[Originally posted 5 July 2011]
I see that for whatever reason myriads are storming the fort here and over at Fake History regarding something Patrick Henry allegedly said:
There is an insidious campaign of false propaganda being waged today, to the effect that our country is not a Christian country but a religious one—that it was not founded on Christianity but on freedom of religion. It cannot be emphasized too clearly and too often that this great nation was founded, not by “religionists”, but by Christians—not on religion, but on the Gospel of Jesus Christ. For this very reason, peoples of other faiths have been afforded asylum, prosperity, and freedom of worship here.
Regular readers (both of them) are probably sick of this by now, but as questions persist, I’ve thrown together a sort of FAQ on the subject.
Q – When did Patrick Henry say this?
A – He didn’t.
Q – How do you know?
A – Well, first and most important, it isn’t found anywhere in Henry’s known letters, or in the fragments of recovered and reconstructed speeches.
Q – Couldn’t he have said it anyway? Not everything somebody says gets written down, after all. Maybe it was passed down by word of mouth or something.
A – Or maybe he was misquoted. Or maybe it was said by somebody else altogether. People often make mistakes about what other people have said, or attribute something to the wrong person. That’s why giving your source is so important.
Q – I have a source that says he said it. It’s in a book/in a magazine/on a website. Doesn’t that count?
A – Not unless Patrick Henry himself wrote the material in that book, or magazine, or website. That’s why it’s so important to be able to say where he wrote it, or when he said it.
Q – Okay. My mother/my pastor/a book/somebody on the internet says he said it in a speech to the House of Burgesses in May 1765. That ought to be good enough, right?
A – How do we know he said it then and there? Where was it recorded?
Q – Well, they must have kept records, right?

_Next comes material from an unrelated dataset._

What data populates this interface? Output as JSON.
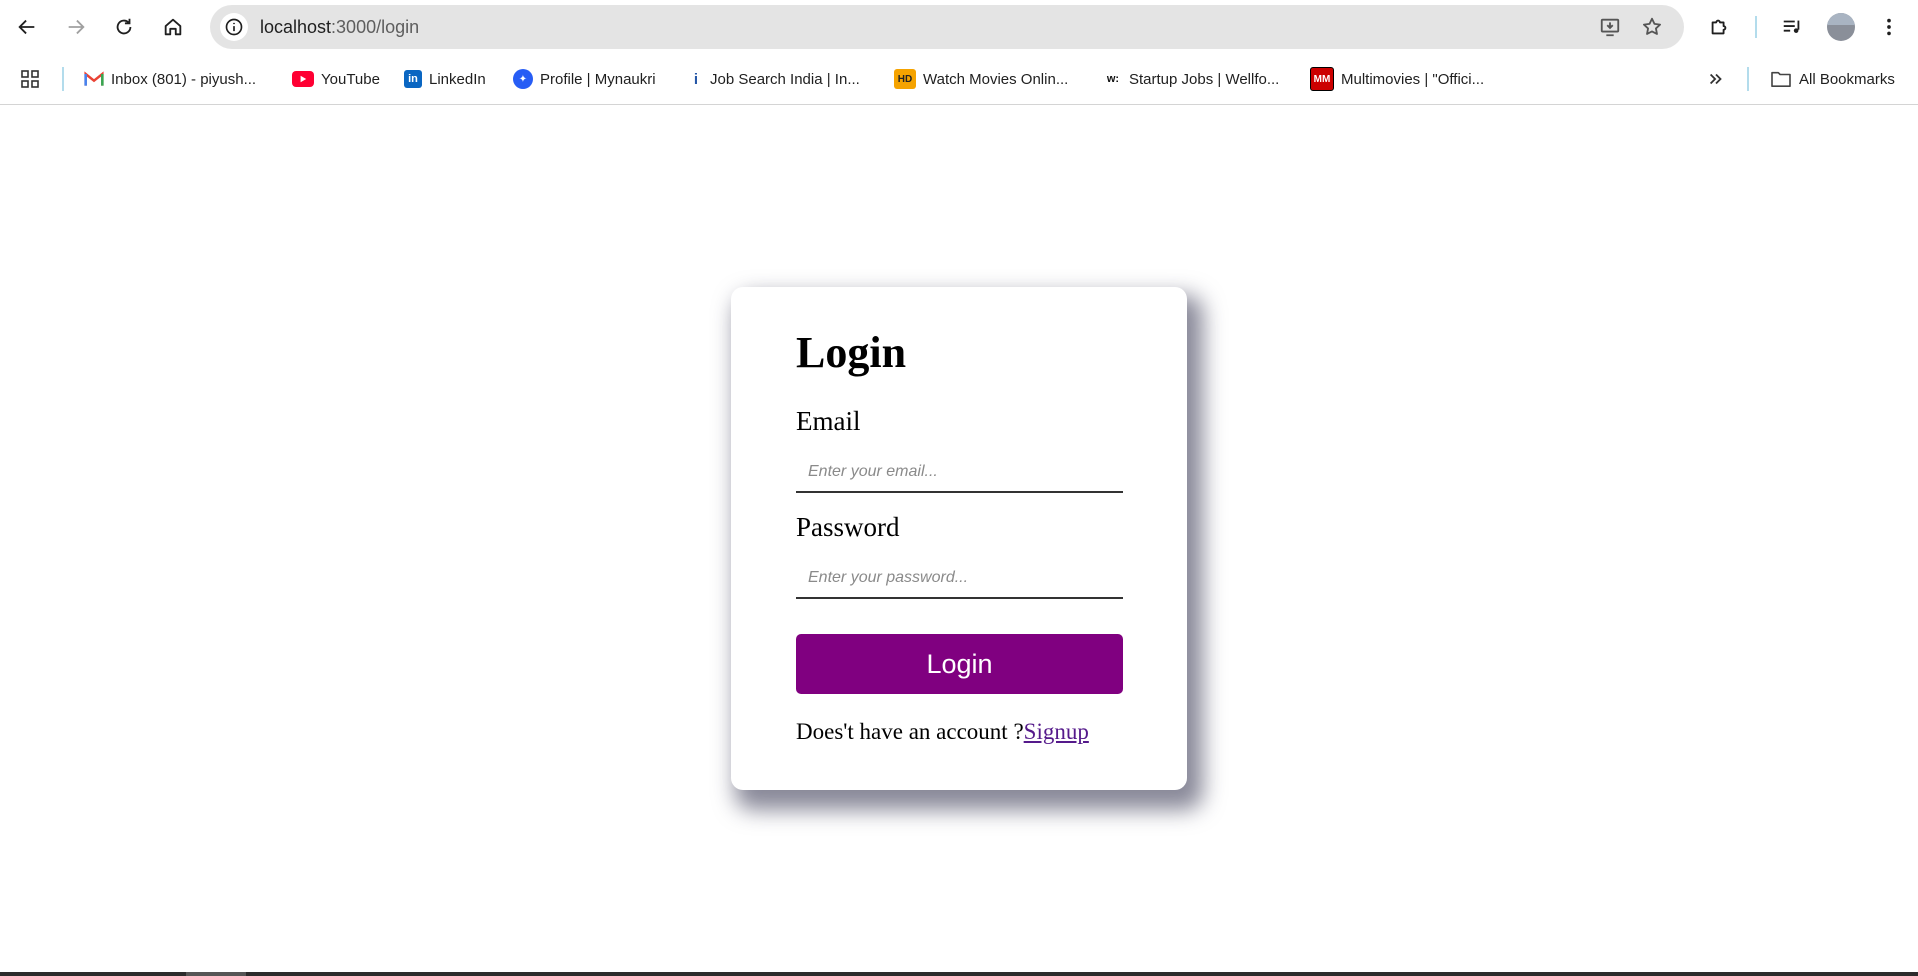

A – Actually, no. Not of the exact speeches, anyway. Remember, there were no recorders, no cameras, no stenographers taking things down as people said it. Sometimes the text of a speech made it into print—more often not. In Patrick Henry’s case, only one speech from May 1765 is on record, and only a fragment of that. And that’s the famous (reconstructed) “if this be treason” exchange.
Q – And this wasn’t part?
A – No.
Q – But I’ve seen the date 1774 for it—also 1776. Couldn’t one of those be right?
A – Again you have the same problem. Where was it recorded? How do we know it was Patrick Henry who said it, and not some other person?
Q – Well, but people have been saying Henry said it for generations. When something’s been passed down by tradition, different rules apply, right?
A – There are two things wrong with that. Traditional evidence is evaluated in the same way as other evidence—and the pseudo-Henry quotation has not been passed down by tradition. It was first attributed to Henry in the 1980s.
Q – What do you mean about evaluating traditions like other evidence? How is that possible?
A – First, there is the matter of external attestation. How old is the tradition? How likely were the transmitters to know what they were claiming? Things like that. Second, there is internal evidence. Does the tradition jibe with things we know about the period from which it is supposed to have come? The pseudo-Henry quotation fails on both fronts.
Q – Well, how old is this tradition?
A – The oldest claimed source for these words as Henry’s is a book called God’s Providence in American History published in 1988 by Steve C. Dawson. It’s a long time between Dawson and Henry, and there’s no obvious chain of custody to get it there.
Q – What about the internal evidence?
A – The words don’t belong to Patrick Henry’s time. The phrase “false propaganda” for example was common from the early twentieth century on, but was unknown in Henry’s time. The author refers to “this great nation”—a nation that in Henry’s time had yet to come into existence. And “peoples of other faiths” would not be “afforded asylum, prosperity, and freedom of worship here” until much later. There was no “freedom of worship” for most of the country at the time Henry is alleged to have said this.
Q – Still, if you can’t say where it did come from, I’m still entitled to quote it as Henry’s, right?
A – Not unless you have a source for it.
Q – I have lots of sources for it—websites, politicians, evangelists—don’t they count for anything?
A – You only need one source for it—the book Henry wrote, the speech he made, the letter he sent where those words appear. Otherwise you got nothing.
Q – Well, but you’ve got nothing to back your claim either.
A – Uh, actually I do. In point of fact the words were originally written in the April 1956 issue of The Virginian in a brief item about—not by—Patrick Henry. Not that that matters. The burden of proof is always on the person making the positive claim.
Q – So if you didn’t need to show where it came from, why did you?
A – It amused me at the time, and I had nothing better to do.